To be sure the CM Fund was the best performing balanced fund in Ghana last year and with the local markets where they stand now, the smartest thing to do is invest in a balanced fund. Put these two assertions together and they amount to investing in the CM Fund which is why we are recommending it.
But there is another reason too: SDC Capital has an exemplary attitude to customer service which has made it more convenient for investors to be in the CM Fund than other collective investment schemes.
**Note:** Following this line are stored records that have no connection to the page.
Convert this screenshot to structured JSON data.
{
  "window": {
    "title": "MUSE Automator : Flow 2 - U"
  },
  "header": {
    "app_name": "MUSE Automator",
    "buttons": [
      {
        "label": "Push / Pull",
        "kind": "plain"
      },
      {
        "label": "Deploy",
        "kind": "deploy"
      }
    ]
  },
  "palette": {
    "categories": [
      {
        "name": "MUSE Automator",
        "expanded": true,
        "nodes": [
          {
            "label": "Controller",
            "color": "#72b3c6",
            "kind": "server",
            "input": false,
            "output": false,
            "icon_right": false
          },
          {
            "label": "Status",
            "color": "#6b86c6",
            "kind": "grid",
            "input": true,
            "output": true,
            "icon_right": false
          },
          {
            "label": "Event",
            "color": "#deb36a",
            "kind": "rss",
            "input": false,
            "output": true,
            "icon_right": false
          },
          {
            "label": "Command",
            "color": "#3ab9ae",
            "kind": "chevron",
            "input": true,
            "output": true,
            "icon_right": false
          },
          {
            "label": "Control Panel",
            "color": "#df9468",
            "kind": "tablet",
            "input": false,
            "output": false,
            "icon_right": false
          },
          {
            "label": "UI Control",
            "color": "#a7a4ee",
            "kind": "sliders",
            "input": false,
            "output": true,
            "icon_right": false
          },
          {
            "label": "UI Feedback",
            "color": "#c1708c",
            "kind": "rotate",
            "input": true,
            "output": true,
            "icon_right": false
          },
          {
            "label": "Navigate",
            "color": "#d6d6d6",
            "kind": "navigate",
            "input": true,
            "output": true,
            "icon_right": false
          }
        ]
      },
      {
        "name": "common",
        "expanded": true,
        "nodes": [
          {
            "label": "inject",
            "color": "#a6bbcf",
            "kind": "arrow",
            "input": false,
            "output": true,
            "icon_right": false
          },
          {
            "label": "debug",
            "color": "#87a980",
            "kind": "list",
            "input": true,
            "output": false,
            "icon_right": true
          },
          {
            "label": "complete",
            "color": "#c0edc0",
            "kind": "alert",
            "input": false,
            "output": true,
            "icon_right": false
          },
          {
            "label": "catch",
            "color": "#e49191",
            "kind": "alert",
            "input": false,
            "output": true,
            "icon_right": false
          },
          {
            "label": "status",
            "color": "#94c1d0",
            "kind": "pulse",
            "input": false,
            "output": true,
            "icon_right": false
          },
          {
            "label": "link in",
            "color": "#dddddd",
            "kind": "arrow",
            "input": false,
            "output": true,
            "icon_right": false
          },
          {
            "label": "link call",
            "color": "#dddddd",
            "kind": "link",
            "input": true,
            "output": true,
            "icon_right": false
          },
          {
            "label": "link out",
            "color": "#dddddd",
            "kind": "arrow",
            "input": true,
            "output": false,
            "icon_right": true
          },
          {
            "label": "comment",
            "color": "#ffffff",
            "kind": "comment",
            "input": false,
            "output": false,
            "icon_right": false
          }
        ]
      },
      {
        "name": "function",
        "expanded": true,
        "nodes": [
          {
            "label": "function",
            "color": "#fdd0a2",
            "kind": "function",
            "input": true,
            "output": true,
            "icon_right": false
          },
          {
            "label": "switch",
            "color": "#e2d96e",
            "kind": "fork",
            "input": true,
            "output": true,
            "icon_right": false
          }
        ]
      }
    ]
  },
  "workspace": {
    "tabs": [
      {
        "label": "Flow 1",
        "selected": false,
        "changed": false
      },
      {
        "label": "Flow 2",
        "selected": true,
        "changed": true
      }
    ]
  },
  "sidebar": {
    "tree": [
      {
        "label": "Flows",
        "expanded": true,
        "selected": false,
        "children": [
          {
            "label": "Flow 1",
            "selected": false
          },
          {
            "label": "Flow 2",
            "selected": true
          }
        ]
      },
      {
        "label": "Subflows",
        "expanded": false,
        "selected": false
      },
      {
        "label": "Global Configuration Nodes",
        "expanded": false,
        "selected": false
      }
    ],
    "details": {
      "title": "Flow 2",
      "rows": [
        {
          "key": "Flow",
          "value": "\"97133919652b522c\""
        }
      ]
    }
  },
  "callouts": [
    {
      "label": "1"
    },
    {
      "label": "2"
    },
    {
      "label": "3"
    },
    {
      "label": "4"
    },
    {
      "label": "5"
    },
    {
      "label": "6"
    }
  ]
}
Firstly, the fund remains eminently liquid. Even as some other fund managers are introducing compulsory medium term tenors before the expiration of which investors cannot redeem their monies, shareholders in the CM Fund can redeem their investments within three days of serving notice.
Importantly, clients do not need to visit SDC’s office at all to invest or exit. Investments can be made by Mobile Money using short code *737*70#. Alternative, they can transact their CM Fund business using any of SDC’s partner banks – Standard Chartered, Guaranty Trust or GCB Bank. Online transactions can be executed using clients visa cards or mastercards through the MyGhPay.com app. Yet another alternative is by direct debit through Ghana Interbank Payments and Settlements Systems, for either one-off or standing order transactions. Add to all these a dedicated relationship executive for CM Fund shareholders who can be reached on 0249590380.
Mutual funds’ rates
Equity & balanced funds
|Fund||Date||Bid price, GH¢||Offer price, GH¢||Year to date|
|SAS Fortune fund||02/01/19||0.8434||0.8434||0.01%|
|NTHC Horizon fund||31/12/18||0.5060||0.5060||-0.35%|
|FirstBanC Heritage fund||14/01/19||0.5553||0.5553||0.06%|
|Gold Fund Unit Trust||02/10/18||0.4440||0.4440||19.87%|
|Republic Equity Trust||16/01/19||0.7026||0.7026||0.63%|
|Republic F Plan||16/01/19||2.7417||2.7417||0.54%|
|NGIS Anidaso Fund||17/01/19||0.8453||0.8453||0.65%|
|CDH Balanced Fund||03/01/19||0.2472||0.2497||-0.40%|
|SEM All-Africa Equity Fund||31/12/18||0.5579||0.5579||-3.05%|
|Omega Equity Fund||17/01/19||1.5494||1.5494||0.54%|
|EDC Balanced Fund||31/12/18||0.6001||0.6001||8.55%|
Money market funds
|Fund||Date||Bid price, GH¢||Offer price, GH¢||Annualised yield|
|Republic Unit Trust||31/12/18||0.5838||0.5896||15.22%|
|Omega Income Fund||17/01/19||2.8536||2.8536||0.75%|
|SEM Money Plus||31/12/18||0.9769||0.9769||15.01%|
|EDC Fixed Income Fund||31/12/18||3.8106||3.8106||16.85%|
|Fund||Date||Bid price, GH¢||Offer price, GH¢||Year to date|
|Gold Money Market Fund||05/10/18||0.4306||0.4306||14.92%|
|SEM Income Fund||31/12/18||1.0378||1.0378||19.20%|